Task details: Wherever the word "handle" appears in a line of the data, that line should be copied.

Data shown:
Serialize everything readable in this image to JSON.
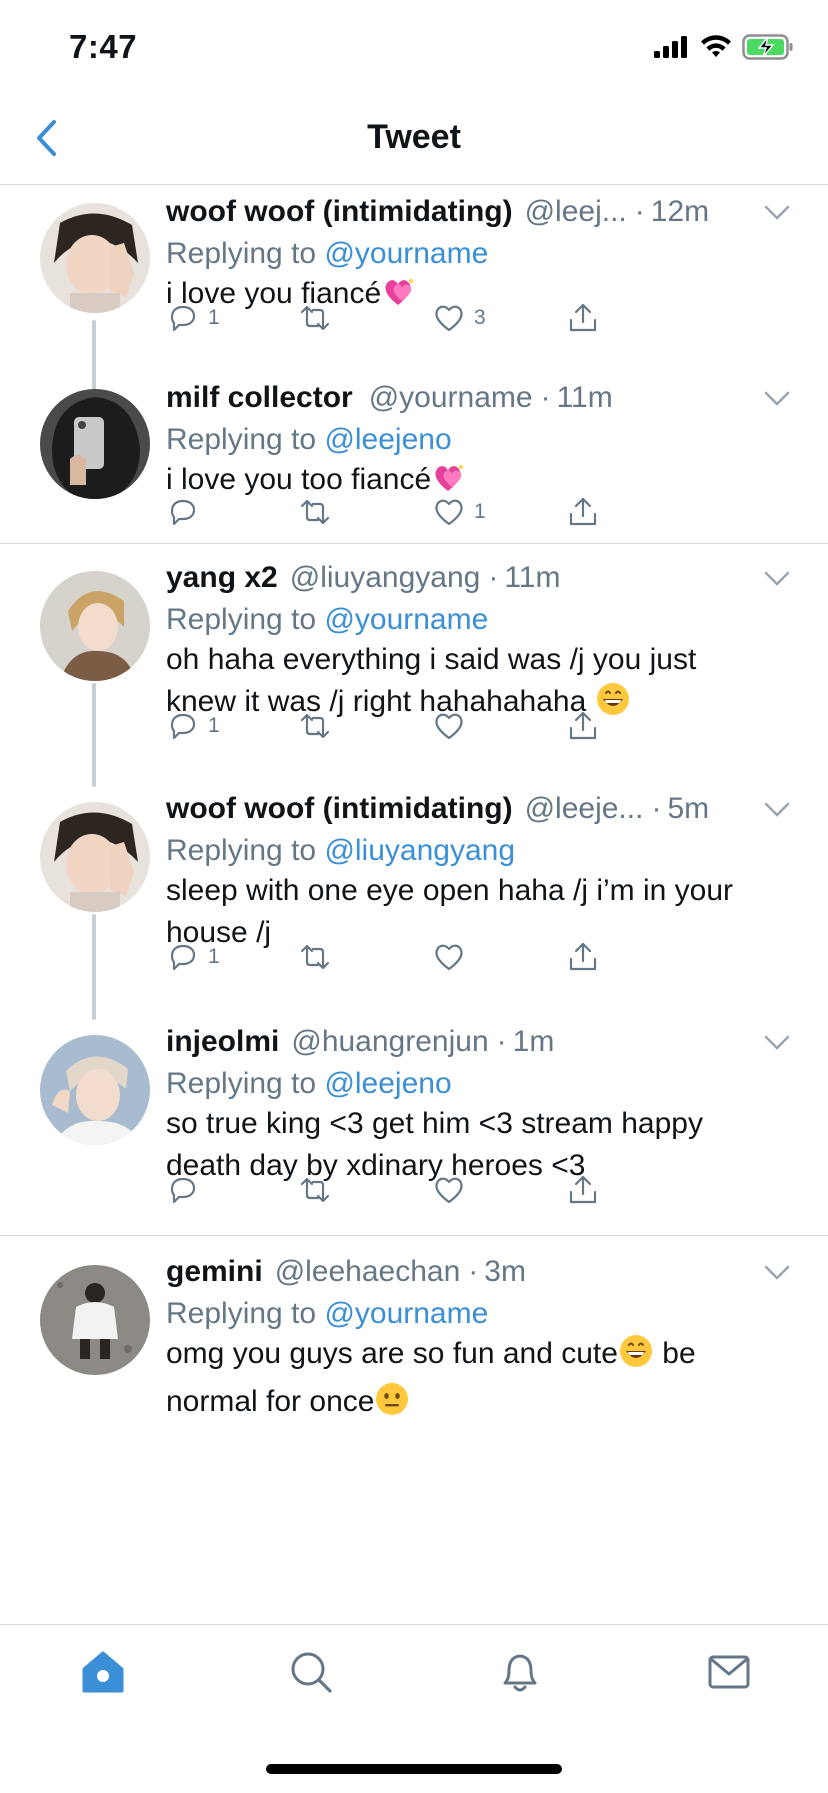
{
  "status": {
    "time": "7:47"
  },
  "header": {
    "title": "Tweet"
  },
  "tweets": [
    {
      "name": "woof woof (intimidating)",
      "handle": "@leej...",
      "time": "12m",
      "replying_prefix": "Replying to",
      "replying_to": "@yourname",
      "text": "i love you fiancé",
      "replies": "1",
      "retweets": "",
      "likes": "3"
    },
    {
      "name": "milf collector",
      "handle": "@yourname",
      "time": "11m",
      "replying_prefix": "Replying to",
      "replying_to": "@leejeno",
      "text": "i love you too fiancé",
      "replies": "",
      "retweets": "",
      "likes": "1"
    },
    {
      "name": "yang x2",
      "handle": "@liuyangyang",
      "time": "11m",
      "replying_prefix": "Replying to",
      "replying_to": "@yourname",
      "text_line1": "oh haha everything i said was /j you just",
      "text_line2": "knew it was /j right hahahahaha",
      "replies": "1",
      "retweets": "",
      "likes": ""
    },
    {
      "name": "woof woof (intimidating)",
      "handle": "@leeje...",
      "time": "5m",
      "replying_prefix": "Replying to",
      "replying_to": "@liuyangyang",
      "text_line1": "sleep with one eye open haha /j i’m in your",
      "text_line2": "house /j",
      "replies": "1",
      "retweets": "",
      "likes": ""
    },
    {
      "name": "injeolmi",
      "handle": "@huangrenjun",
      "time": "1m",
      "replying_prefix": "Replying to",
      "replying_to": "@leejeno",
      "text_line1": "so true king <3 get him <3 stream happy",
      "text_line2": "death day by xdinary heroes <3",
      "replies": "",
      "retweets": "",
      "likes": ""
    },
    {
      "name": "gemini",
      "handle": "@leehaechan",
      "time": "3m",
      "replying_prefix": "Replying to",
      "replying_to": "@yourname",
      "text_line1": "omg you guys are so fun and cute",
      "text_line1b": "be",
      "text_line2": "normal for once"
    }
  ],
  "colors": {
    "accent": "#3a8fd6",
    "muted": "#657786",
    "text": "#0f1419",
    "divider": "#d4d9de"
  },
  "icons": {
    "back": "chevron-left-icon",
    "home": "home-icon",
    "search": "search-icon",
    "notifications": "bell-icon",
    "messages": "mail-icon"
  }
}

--

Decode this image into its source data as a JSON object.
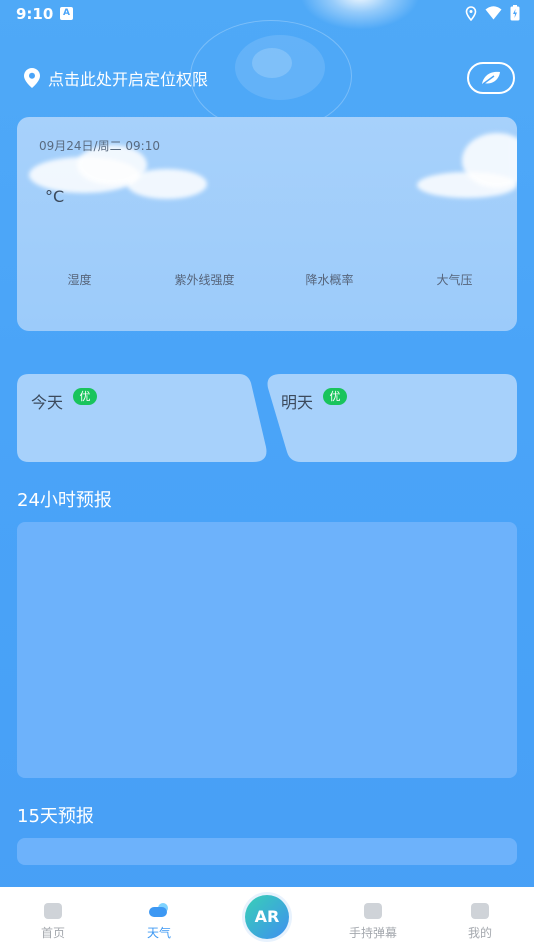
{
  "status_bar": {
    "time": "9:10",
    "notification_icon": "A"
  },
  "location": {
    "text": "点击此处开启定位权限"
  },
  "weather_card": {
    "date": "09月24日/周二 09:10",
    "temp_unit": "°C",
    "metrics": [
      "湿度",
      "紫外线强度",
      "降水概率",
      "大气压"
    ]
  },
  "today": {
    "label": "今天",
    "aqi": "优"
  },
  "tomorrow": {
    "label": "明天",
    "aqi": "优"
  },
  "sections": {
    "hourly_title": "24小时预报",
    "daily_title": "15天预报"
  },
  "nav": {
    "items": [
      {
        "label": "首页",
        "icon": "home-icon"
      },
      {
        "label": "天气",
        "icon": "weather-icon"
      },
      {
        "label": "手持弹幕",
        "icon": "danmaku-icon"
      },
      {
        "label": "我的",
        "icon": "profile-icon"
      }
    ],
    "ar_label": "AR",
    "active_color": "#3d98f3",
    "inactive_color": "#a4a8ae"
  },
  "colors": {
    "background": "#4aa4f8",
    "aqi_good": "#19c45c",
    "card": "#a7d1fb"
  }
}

Exercise response:
      "handle": "@leej...",
      "handle": "@yourname",
      "handle": "@liuyangyang",
      "handle": "@leeje...",
      "handle": "@huangrenjun",
      "handle": "@leehaechan",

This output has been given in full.